Monday, June 20, 2011
Early Warning System
Don’t judge me too quickly when I tell you I was relieved when my daughter came down with a minor ailment last Tuesday. I am, of course, sorry that she was not feeling her best, and grateful that her recovery was efficient. Rest assured she received her fair share of hugs, tv shows, and cold drinks.
The problem was that her blood sugar was very high on Sunday and Monday. We have our occasional outliers numbers-wise, but this was a lengthy and un-fixable stretch which made me begin to question all sorts of things. After the first couple of corrections didn’t work, we had eliminated the possibility of bad carb counting and had checked the infusion site. We looked for bubbles in the tubing and saw none. Then we changed the site (which looked fine). That didn’t work either, so I started a new bottle of insulin. It had been hot, and I know insulin doesn’t love summer. Nothing budged. My bag of tricks was empty and I was wondering if somehow her basal rates needed to be doubled overnight when I heard these words: “Mommy….I don’t feel well.” And despite my best mommy instincts, I felt relief.
Word on the street is that many people with diabetes have this early warning system for illness. Before the symptoms appear, the body is fighting something off and the blood sugar skyrockets. For some, these highs continue throughout the illness. This happens for my daughter with a serious illness, but for minor things like colds, the most glorious thing happens. Once she’s come down with the illness, her blood sugar drops into her goal range and remains there in a bizarrely consistent fashion.

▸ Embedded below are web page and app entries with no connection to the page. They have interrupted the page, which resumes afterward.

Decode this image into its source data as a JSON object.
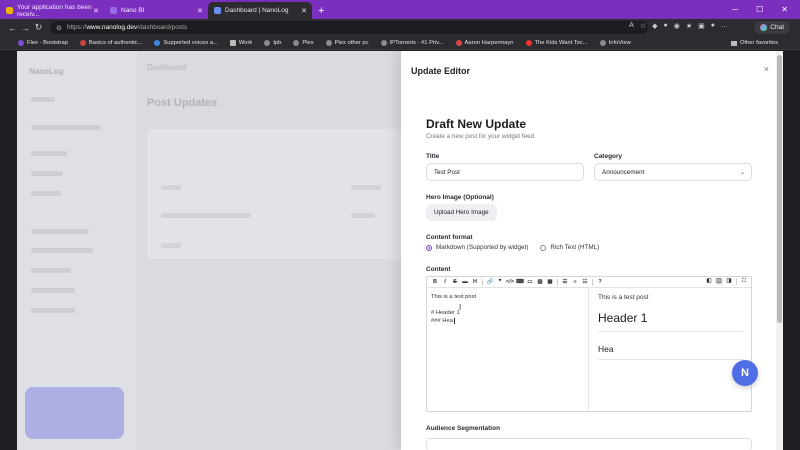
{
  "browser": {
    "tabs": [
      {
        "title": "Your application has been receiv...",
        "favicon_color": "#f0b400"
      },
      {
        "title": "Nano BI",
        "favicon_color": "#9a6be8"
      },
      {
        "title": "Dashboard | NanoLog",
        "favicon_color": "#6a8df0",
        "active": true
      }
    ],
    "new_tab": "+",
    "url_scheme": "https://",
    "url_host": "www.nanolog.dev",
    "url_path": "/dashboard/posts",
    "chat_label": "Chat",
    "bookmarks": [
      "Flex - Bootstrap",
      "Basics of authentic...",
      "Supported voices a...",
      "Work",
      "tpb",
      "Plex",
      "Plex other pc",
      "IPTorrents - #1 Priv...",
      "Aaron Harpermayn",
      "The Kids Want Tec...",
      "InfoView"
    ],
    "other_favorites": "Other favorites"
  },
  "background": {
    "logo": "NanoLog",
    "header": "Dashboard",
    "title": "Post Updates"
  },
  "editor_panel": {
    "title": "Update Editor",
    "close": "×",
    "heading": "Draft New Update",
    "subheading": "Create a new post for your widget feed.",
    "title_label": "Title",
    "title_value": "Test Post",
    "category_label": "Category",
    "category_value": "Announcement",
    "hero_label": "Hero Image (Optional)",
    "upload_button": "Upload Hero Image",
    "format_label": "Content format",
    "format_options": [
      "Markdown (Supported by widget)",
      "Rich Text (HTML)"
    ],
    "format_selected": 0,
    "content_label": "Content",
    "markdown_lines": [
      "This is a test post",
      "",
      "# Header 1",
      "### Hea"
    ],
    "preview": {
      "p": "This is a test post",
      "h1": "Header 1",
      "h3": "Hea"
    },
    "audience_label": "Audience Segmentation"
  },
  "fab_icon": "N"
}
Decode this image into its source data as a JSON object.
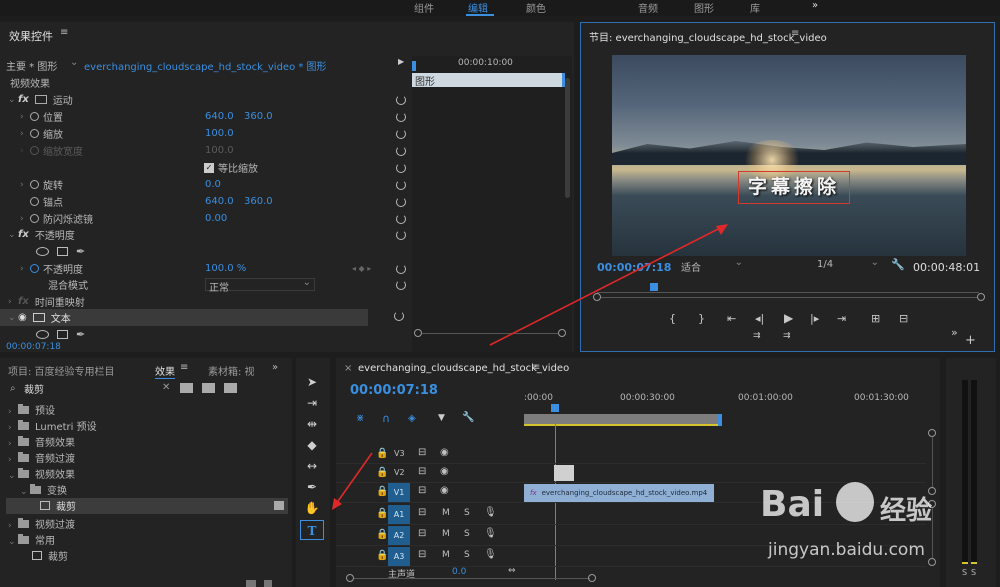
{
  "workspace_tabs": [
    "组件",
    "编辑",
    "颜色",
    "音频",
    "图形",
    "库"
  ],
  "workspace_active": "编辑",
  "workspace_more": "»",
  "effect_controls": {
    "title": "效果控件",
    "menu_icon": "≡",
    "master_label": "主要 * 图形",
    "clip_label": "everchanging_cloudscape_hd_stock_video * 图形",
    "timecode_ruler": "00:00:10:00",
    "clip_bar_label": "图形",
    "section_video": "视频效果",
    "motion": "运动",
    "position": "位置",
    "position_x": "640.0",
    "position_y": "360.0",
    "scale": "缩放",
    "scale_value": "100.0",
    "scale_width": "缩放宽度",
    "scale_width_value": "100.0",
    "uniform_scale": "等比缩放",
    "rotation": "旋转",
    "rotation_value": "0.0",
    "anchor": "锚点",
    "anchor_x": "640.0",
    "anchor_y": "360.0",
    "anti_flicker": "防闪烁滤镜",
    "anti_flicker_value": "0.00",
    "opacity_section": "不透明度",
    "opacity": "不透明度",
    "opacity_value": "100.0 %",
    "blend_mode": "混合模式",
    "blend_mode_value": "正常",
    "time_remap": "时间重映射",
    "text": "文本",
    "footer_timecode": "00:00:07:18"
  },
  "program_monitor": {
    "title": "节目: everchanging_cloudscape_hd_stock_video",
    "menu_icon": "≡",
    "overlay_text": "字幕擦除",
    "current_time": "00:00:07:18",
    "fit_label": "适合",
    "resolution_label": "1/4",
    "duration": "00:00:48:01"
  },
  "project_panel": {
    "tab_project": "项目: 百度经验专用栏目",
    "tab_effects": "效果",
    "tab_bin": "素材箱: 视",
    "more": "»",
    "search_value": "裁剪",
    "tree": [
      {
        "label": "预设",
        "indent": 0,
        "expanded": false
      },
      {
        "label": "Lumetri 预设",
        "indent": 0,
        "expanded": false
      },
      {
        "label": "音频效果",
        "indent": 0,
        "expanded": false
      },
      {
        "label": "音频过渡",
        "indent": 0,
        "expanded": false
      },
      {
        "label": "视频效果",
        "indent": 0,
        "expanded": true
      },
      {
        "label": "变换",
        "indent": 1,
        "expanded": true
      },
      {
        "label": "裁剪",
        "indent": 2,
        "expanded": false,
        "selected": true
      },
      {
        "label": "视频过渡",
        "indent": 0,
        "expanded": false
      },
      {
        "label": "常用",
        "indent": 0,
        "expanded": true
      },
      {
        "label": "裁剪",
        "indent": 1,
        "expanded": false
      }
    ]
  },
  "timeline": {
    "title": "everchanging_cloudscape_hd_stock_video",
    "menu_icon": "≡",
    "timecode": "00:00:07:18",
    "ruler_labels": [
      ":00:00",
      "00:00:30:00",
      "00:01:00:00",
      "00:01:30:00"
    ],
    "video_tracks": [
      "V3",
      "V2",
      "V1"
    ],
    "audio_tracks": [
      "A1",
      "A2",
      "A3"
    ],
    "mute": "M",
    "solo": "S",
    "master_label": "主声道",
    "master_value": "0.0",
    "clip_name": "everchanging_cloudscape_hd_stock_video.mp4",
    "clip_fx": "fx"
  },
  "audio_meter": {
    "labels": [
      "S",
      "S"
    ]
  },
  "watermark": {
    "text": "Bai",
    "subtext": "jingyan.baidu.com",
    "brand": "经验"
  }
}
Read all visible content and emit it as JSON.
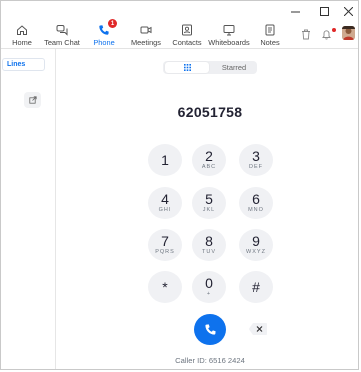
{
  "window": {
    "controls": [
      "minimize",
      "maximize",
      "close"
    ]
  },
  "nav": {
    "items": [
      {
        "label": "Home",
        "icon": "home-icon"
      },
      {
        "label": "Team Chat",
        "icon": "chat-icon"
      },
      {
        "label": "Phone",
        "icon": "phone-icon",
        "badge": "1",
        "active": true
      },
      {
        "label": "Meetings",
        "icon": "video-camera-icon"
      },
      {
        "label": "Contacts",
        "icon": "contacts-icon"
      },
      {
        "label": "Whiteboards",
        "icon": "whiteboard-icon"
      },
      {
        "label": "Notes",
        "icon": "notes-icon"
      }
    ],
    "right_icons": [
      "trash-icon",
      "bell-icon",
      "avatar"
    ]
  },
  "sidebar": {
    "tab_label": "Lines",
    "external_icon": "external-link-icon"
  },
  "segment": {
    "keypad_icon": "keypad-icon",
    "starred_label": "Starred"
  },
  "dialer": {
    "number": "62051758",
    "keys": [
      {
        "digit": "1",
        "letters": ""
      },
      {
        "digit": "2",
        "letters": "ABC"
      },
      {
        "digit": "3",
        "letters": "DEF"
      },
      {
        "digit": "4",
        "letters": "GHI"
      },
      {
        "digit": "5",
        "letters": "JKL"
      },
      {
        "digit": "6",
        "letters": "MNO"
      },
      {
        "digit": "7",
        "letters": "PQRS"
      },
      {
        "digit": "8",
        "letters": "TUV"
      },
      {
        "digit": "9",
        "letters": "WXYZ"
      },
      {
        "digit": "*",
        "letters": ""
      },
      {
        "digit": "0",
        "letters": "+"
      },
      {
        "digit": "#",
        "letters": ""
      }
    ],
    "caller_id": "Caller ID: 6516 2424"
  },
  "colors": {
    "accent": "#0e72ed",
    "badge": "#e02828",
    "key_bg": "#f0f1f4"
  }
}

Now if diabetes would just fine-tune this warning system, it would be much more helpful. We need a more efficient way to differentiate these high numbers from those with other causes. We could also use a heads-up on what the impending illness is so we can begin to react. I could then conveniently pre-schedule pediatrician appointments, pick up a bottle of ginger ale, or start pushing vitamin c.
Unfortunately, diabetes isn’t a terribly good listener, so I guess I’ll have to settle for those nice numbers we saw as my daughter recovered at the end of last week.